resistive movement

re·sis·tive move·ment

physical therapy a movement made by the patient against the efforts of the therapist, or one forced by the operator against the resistance of the patient.
Farlex Partner Medical Dictionary © Farlex 2012
References in periodicals archive ?
And swimming in fins allows for these benefits to happen even more quickly and to a higher degree for two reasons: (1) since the muscle groups of the legs are the single largest to be utilized at any given moment, putting them through various modes of resistive movement in the water forces the cardiovascular and respiratory systems to reach higher levels of capacity to meet metabolic demand--the heart and lungs don't know you have fins on, only how hard and fast you are moving through water, and (2) unlike air which doesn't change, moving through water releases the phenomenon that as you travel faster through it, water's resistance increases, holding you back more.
Although not all dimensions of the socio-political domain have been covered (such as the role of leftist, alternative, and resistive movements, which are not really dealt with and potentially should warrant a section of their own), the section in general covers a number of particular facets of Turkish politics in a satisfactory manner and gives the reader insight into the basic and primary issues facing the Turkish state.

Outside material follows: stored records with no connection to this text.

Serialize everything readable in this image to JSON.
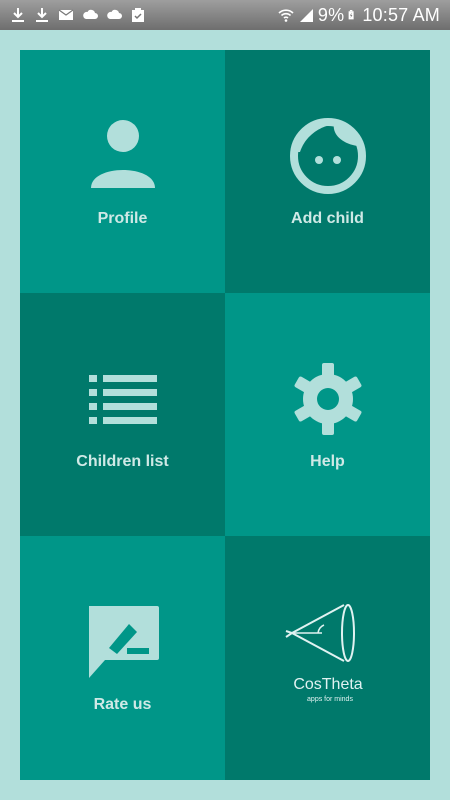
{
  "status_bar": {
    "icons": [
      "download-icon",
      "download-icon",
      "mail-icon",
      "cloud-icon",
      "cloud-icon",
      "clipboard-icon"
    ],
    "battery_percent": "9%",
    "time": "10:57 AM"
  },
  "menu": {
    "tiles": [
      {
        "label": "Profile",
        "icon": "person-icon"
      },
      {
        "label": "Add child",
        "icon": "child-face-icon"
      },
      {
        "label": "Children list",
        "icon": "list-icon"
      },
      {
        "label": "Help",
        "icon": "gear-icon"
      },
      {
        "label": "Rate us",
        "icon": "feedback-edit-icon"
      },
      {
        "label": "",
        "icon": "costheta-logo"
      }
    ]
  },
  "brand": {
    "name": "CosTheta",
    "tagline": "apps for minds"
  },
  "colors": {
    "background": "#b2dfdb",
    "tile_light": "#009688",
    "tile_dark": "#00796b",
    "icon": "#b2dfdb",
    "label": "#cfe9e6"
  }
}
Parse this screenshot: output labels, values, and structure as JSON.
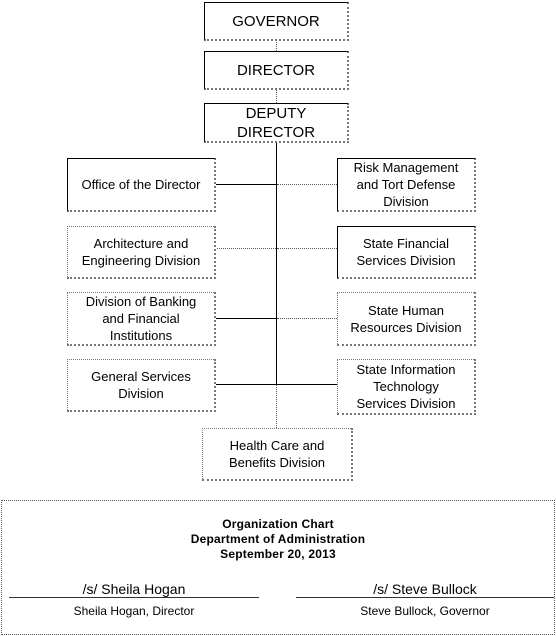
{
  "chart": {
    "top_chain": [
      {
        "id": "governor",
        "label": "GOVERNOR"
      },
      {
        "id": "director",
        "label": "DIRECTOR"
      },
      {
        "id": "deputy-director",
        "label": "DEPUTY\nDIRECTOR"
      }
    ],
    "left_divisions": [
      {
        "id": "office-of-the-director",
        "label": "Office of the Director"
      },
      {
        "id": "architecture-engineering",
        "label": "Architecture and\nEngineering Division"
      },
      {
        "id": "banking-financial",
        "label": "Division of Banking\nand Financial\nInstitutions"
      },
      {
        "id": "general-services",
        "label": "General Services\nDivision"
      }
    ],
    "right_divisions": [
      {
        "id": "risk-management",
        "label": "Risk Management\nand Tort Defense\nDivision"
      },
      {
        "id": "state-financial",
        "label": "State Financial\nServices Division"
      },
      {
        "id": "state-human-resources",
        "label": "State Human\nResources Division"
      },
      {
        "id": "state-information-technology",
        "label": "State Information\nTechnology\nServices Division"
      }
    ],
    "bottom": {
      "id": "health-care-benefits",
      "label": "Health Care and\nBenefits Division"
    }
  },
  "footer": {
    "title": "Organization Chart",
    "department": "Department of Administration",
    "date": "September 20, 2013",
    "signatures": [
      {
        "signature": "/s/ Sheila Hogan",
        "name_title": "Sheila Hogan, Director"
      },
      {
        "signature": "/s/ Steve Bullock",
        "name_title": "Steve Bullock, Governor"
      }
    ]
  }
}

The ABLEWARE[R] Hand Gym[R] is a clinically tested therapeutic hand exerciser that helps users improve strength, dexterity, and range of motion using isometric and resistive movements while the hand is positioned for optimal functioning.